Since Chinese Five Spice is made up of spicier elements, it’s best to start with a smaller amount than what the recipe requires of star anise. You can use Chinese Five Spice in place of star anise in marinades, soups, sauces, and glazes. It gives a rich taste to Asian stir-fries and goes well with roasted veggies.
You can also use it in baked treats and pastries, especially when paired with apples and pears. Depending on the recipe, you may also need to add a sweet element to mimic the taste of star anise.
Suggested ratio: 1 tsp. star anise = 1/2 tsp. Chinese Five Spice.
6. Coriander Seeds
Coriander seeds are an attractive substitute for star anise for a number of reasons. They have a similar flavor profile, and a variety of nutritional advantages and are known to aid digestion and reduce inflammation.
Coriander seeds may simply be used as a direct substitute for star anise in your recipes. To acquire the nutty, spicy taste that works so well in place of star anise, crush the coriander seeds before adding them to the meal. It will work exceptionally well in curries, soups, Asian noodle dishes, and even stews.
Suggested ratio: 1 tsp. star anise = 1 tsp. coriander seeds.
7. Szechuan Peppercorns
Szechuan peppercorns are quite similar in flavor to star anise, but they’re smokier and citrusy. Nutritionally, Szechuan peppercorns are rich in antioxidants and are thought to help boost metabolism, fight inflammation, and even improve digestion.
If you’re looking for an all-natural spice that adds complexity and flavor to your dishes in place of star anise, Szechuan peppercorns do the job well. Use a teaspoon or two in stir-fries or grind them up and add them to sauces, marinades, stews, soups, or salads. You can even sprinkle powdered Szechuan peppercorns on fish or meat as a seasoning.
Suggested ratio: 1 tsp. star anise = 1 tsp. Szechuan peppercorns.
8. Anise Seeds
Anise seeds are an excellent substitute for star anise in many recipes. Their mildly sweet licorice flavor and high nutritional content make them a great fit for a variety of dishes. Anise seeds also have a mellower flavor without the bitterness that star anise often has.
Anise seeds are versatile and may be used in a variety of dishes, including baked products, meats and stews, soups, and even desserts.
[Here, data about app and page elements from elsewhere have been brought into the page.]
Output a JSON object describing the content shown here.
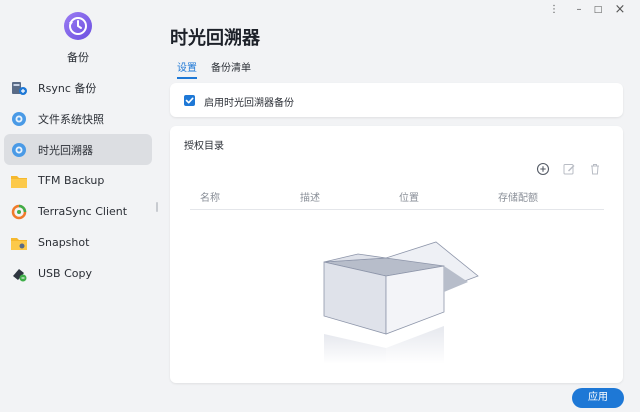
{
  "app": {
    "name": "备份",
    "icon": "clock-back-icon"
  },
  "window_controls": {
    "more": "⋮",
    "minimize": "–",
    "maximize": "□",
    "close": "×"
  },
  "sidebar": {
    "items": [
      {
        "label": "Rsync 备份",
        "icon": "rsync-icon",
        "active": false
      },
      {
        "label": "文件系统快照",
        "icon": "snapshot-gear-icon",
        "active": false
      },
      {
        "label": "时光回溯器",
        "icon": "time-machine-gear-icon",
        "active": true
      },
      {
        "label": "TFM Backup",
        "icon": "folder-icon",
        "active": false
      },
      {
        "label": "TerraSync Client",
        "icon": "terrasync-icon",
        "active": false
      },
      {
        "label": "Snapshot",
        "icon": "snapshot-folder-icon",
        "active": false
      },
      {
        "label": "USB Copy",
        "icon": "usb-icon",
        "active": false
      }
    ]
  },
  "main": {
    "title": "时光回溯器",
    "tabs": [
      {
        "label": "设置",
        "active": true
      },
      {
        "label": "备份清单",
        "active": false
      }
    ],
    "enable_checkbox": {
      "label": "启用时光回溯器备份",
      "checked": true
    },
    "auth_section": {
      "title": "授权目录",
      "tools": [
        "add-icon",
        "edit-icon",
        "delete-icon"
      ],
      "columns": [
        "名称",
        "描述",
        "位置",
        "存储配额"
      ],
      "rows": []
    },
    "apply_label": "应用"
  },
  "colors": {
    "accent": "#1e78d6",
    "active_nav": "#dcdee2",
    "background": "#f2f3f5"
  }
}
You can also use anise seeds to make herbal teas. Since anise seeds are milder than star anise, you may need to add more to get a more intense flavor.
Suggested ratio: 1 tsp. star anise = 1 tsp. ground anise seeds.